Final turn in Brest Atlantiques
Published on November 20th, 2019
(November 20, 2019; Day 16) – Leading the fleet of doublehanded 32m maxi trimarans in the 14,000nm Brest Atlantiques since the previous mark off Rio de Janeiro, Maxi Edmond de Rothschild (Franck Cammas/Charles Caudrelier) this evening will reach the second and final race marker of the course, Robben Island, off Cape Town.
But MACIF and Actual Leader are hot on their heels, promising an exciting return back to Brest, while Sodebo Ultim 3 will have to make a pitstop in Cape Town to assess the damage caused by the loss of the rear of its starboard float.
“The four boats are experiencing a rather unprecedented scenario, after more than fifteen days of racing, the fleet is very close,” said François Gabart (MACIF). “It is a nice surprise at this stage in the race.”
After more than 8000 miles covered, at 3pm today there was just 216 miles between the leader, Maxi Edmond de Rothschild, and the fourth boat, Sodebo Ultim 3. At the start of the race on November 5, very few would have imagined that the race would be this close as they approach Cape Town.
With just a couple of hours between each boat, Maxi Edmond de Rothschild is expected this evening at around 7pm. “As we arrive from the south, we’re going to follow the coast to Table Mountain, we will see fantastic views, I hope we can enjoy it as seeing land is obviously very rare in offshore racing,” said Cammas.
“In addition, we are very fond of Cape Town, Charles and I stopped there on the Volvo Ocean Race.

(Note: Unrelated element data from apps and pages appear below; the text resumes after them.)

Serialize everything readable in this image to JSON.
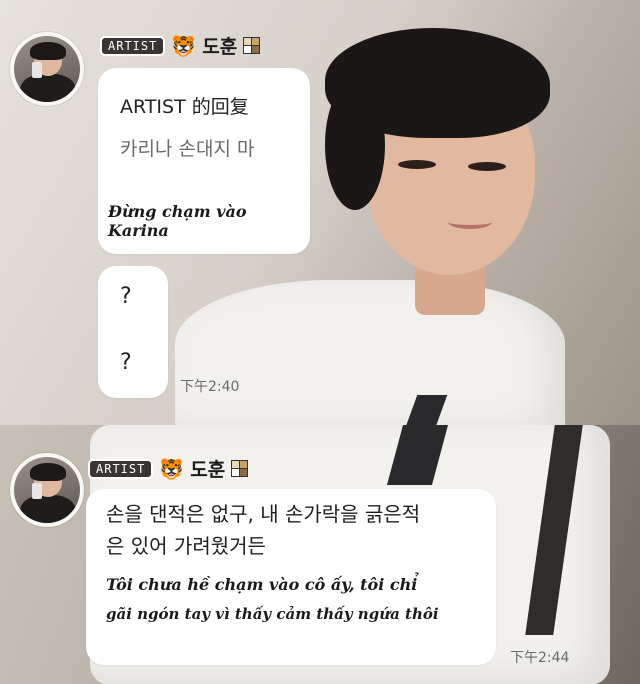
{
  "top": {
    "badge": "ARTIST",
    "username": "도훈",
    "icons": {
      "left": "tiger-emoji-icon",
      "right": "grid-sticker-icon"
    },
    "reply": {
      "title": "ARTIST 的回复",
      "korean": "카리나 손대지 마",
      "translation": "Đừng chạm vào Karina"
    },
    "question_bubble": {
      "lines": [
        "?",
        "?"
      ]
    },
    "time": "下午2:40"
  },
  "bottom": {
    "badge": "ARTIST",
    "username": "도훈",
    "icons": {
      "left": "tiger-emoji-icon",
      "right": "grid-sticker-icon"
    },
    "korean_lines": [
      "손을 댄적은 없구, 내 손가락을 긁은적",
      "은 있어 가려웠거든"
    ],
    "translation_lines": [
      "Tôi chưa hề chạm vào cô ấy, tôi chỉ",
      "gãi ngón tay vì thấy cảm thấy ngứa thôi"
    ],
    "time": "下午2:44"
  },
  "colors": {
    "bubble": "#ffffff",
    "badge_bg": "#3a3532",
    "text": "#1a1a1a",
    "muted": "#6a6a6a"
  }
}
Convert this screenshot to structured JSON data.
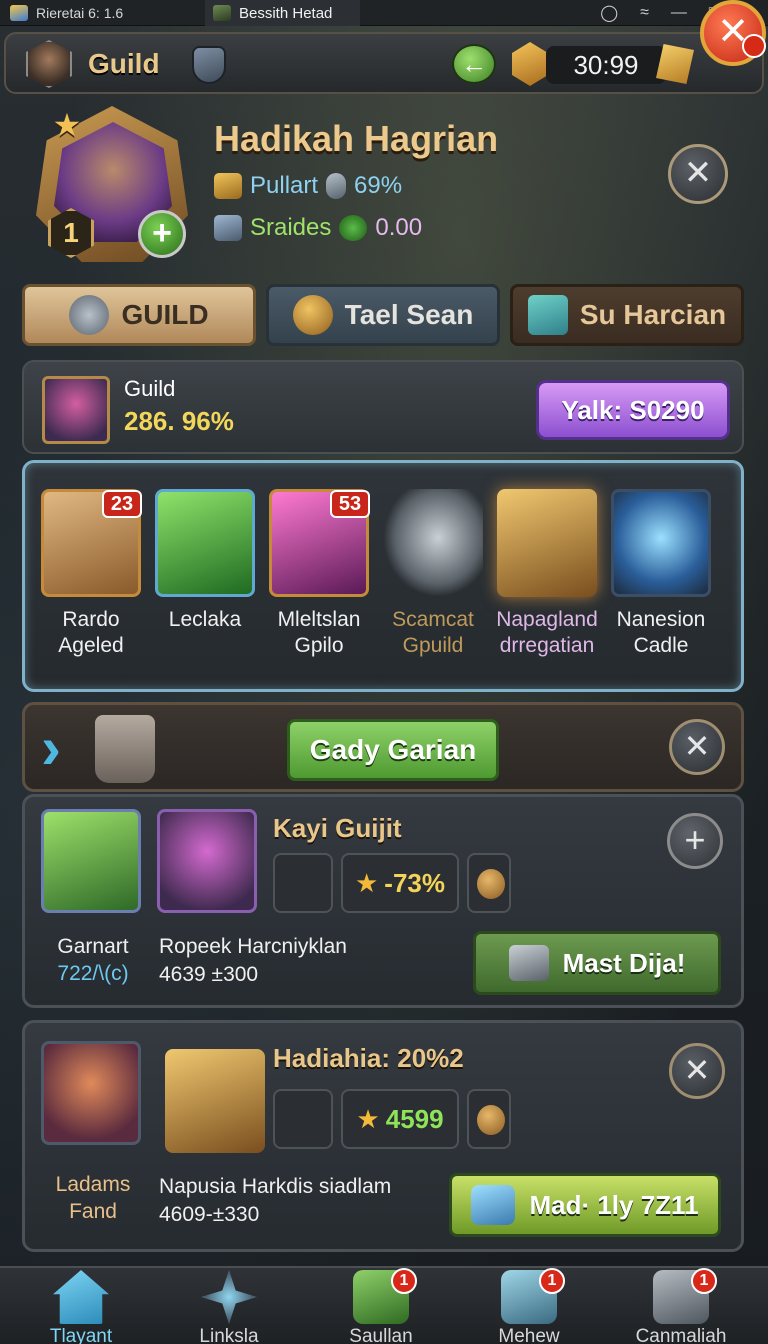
{
  "window": {
    "tab1_title": "Rieretai 6: 1.6",
    "tab2_title": "Bessith Hetad"
  },
  "topbar": {
    "title": "Guild",
    "timer": "30:99"
  },
  "profile": {
    "name": "Hadikah Hagrian",
    "level": "1",
    "stat1_label": "Pullart",
    "stat1_value": "69%",
    "stat2_label": "Sraides",
    "stat2_value": "0.00"
  },
  "tabs": [
    {
      "label": "GUILD"
    },
    {
      "label": "Tael Sean"
    },
    {
      "label": "Su Harcian"
    }
  ],
  "guild_info": {
    "label": "Guild",
    "percent": "286. 96%",
    "button": "Yalk: S0290"
  },
  "items": [
    {
      "name_line1": "Rardo",
      "name_line2": "Ageled",
      "badge": "23",
      "color": "#f0f0f0"
    },
    {
      "name_line1": "Leclaka",
      "name_line2": "",
      "badge": "",
      "color": "#f0f0f0"
    },
    {
      "name_line1": "Mleltslan",
      "name_line2": "Gpilo",
      "badge": "53",
      "color": "#f0f0f0"
    },
    {
      "name_line1": "Scamcat",
      "name_line2": "Gpuild",
      "badge": "",
      "color": "#c09a5a"
    },
    {
      "name_line1": "Napagland",
      "name_line2": "drregatian",
      "badge": "",
      "color": "#e0b8e8"
    },
    {
      "name_line1": "Nanesion",
      "name_line2": "Cadle",
      "badge": "",
      "color": "#f0f0f0"
    }
  ],
  "gady": {
    "button": "Gady Garian"
  },
  "members": [
    {
      "title": "Kayi Guijit",
      "stat_value": "-73%",
      "left_name_line1": "Garnart",
      "left_name_line2": "722/\\(c)",
      "desc_line1": "Ropeek Harcniyklan",
      "desc_line2": "4639 ±300",
      "button": "Mast Dija!"
    },
    {
      "title": "Hadiahia: 20%2",
      "stat_value": "4599",
      "left_name_line1": "Ladams",
      "left_name_line2": "Fand",
      "desc_line1": "Napusia Harkdis siadlam",
      "desc_line2": "4609-±330",
      "button": "Mad· 1ly 7Z11"
    }
  ],
  "bottom_nav": [
    {
      "label": "Tlayant",
      "badge": ""
    },
    {
      "label": "Linksla",
      "badge": ""
    },
    {
      "label": "Saullan",
      "badge": "1"
    },
    {
      "label": "Mehew",
      "badge": "1"
    },
    {
      "label": "Canmaliah",
      "badge": "1"
    }
  ]
}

However, we hope we don’t have to stop there, as we are planning to head towards Robben Island before heading north and finding slightly milder latitudes.”
At the 3pm rankings, MACIF was 90 miles behind the leader. They are expected to reach Robben Island 3-4 hours later, followed closely by Actual Leader (Yves Le Blévec/Alex Pella) who have managed to catch up due to the other boats having to make pitstops. Ever since the beginning, they have prided themselves in the reliability of their boat, never giving up even when they were more than 500 miles behind the leader.
As for Sodebo Ultim 3’s Thomas Coville and Jean-Luc Nélias, they should arrive in Cape Town tomorrow morning where their technical team will then be able to climb on Sodebo Ultim 3. Once alongside, they will reach onto the rear float to assess the damage and the possible repairs to be made.
“We will review the state of the boat in Cape Town,” said Covlile. “Despite the damage, the boat is still in great condition, and we feel confident in its ability to complete the second phase of the race. After the repairs, we must weigh up the pros and cons of how we will go about leaving Cape Town.”
The race sends these doublehanded speedsters on a course from Brest that will turn at Rio de Janeiro (Brazil) and Cape Town (South Africa) before returning to Brest. The Ultim Class is for trimarans with a maximum length of 32 meters and a maximum width of 23 meters.
The turning marks will see the boats leave to port the chain of Cagarras Islands, in front of the famous Ipanema beach in the Bay of Rio and Robben Island off the coast of Cape Town, where Nelson Mandela was imprisoned for 18 years.
It is an unprecedented course, lined with several weather traps, especially along The Cape, a route almost never taken in offshore racing.
Each entry will be skippered by four fantastic pairs and accompanied by a media man who is not allowed to take an active role in the performance of the boat. The teams are:
• Actual leader: Yves Le Blévec/Alex Pella
• Maxi Edmond de Rothschild: Franck Cammas/Charles Caudrelier
• Trimaran Macif: François Gabart/Gwénolé Gahinet
• Sodebo Ultim 3: Thomas Coville/Jean-Luc Nélias
Source: BREST ULTIM SAILING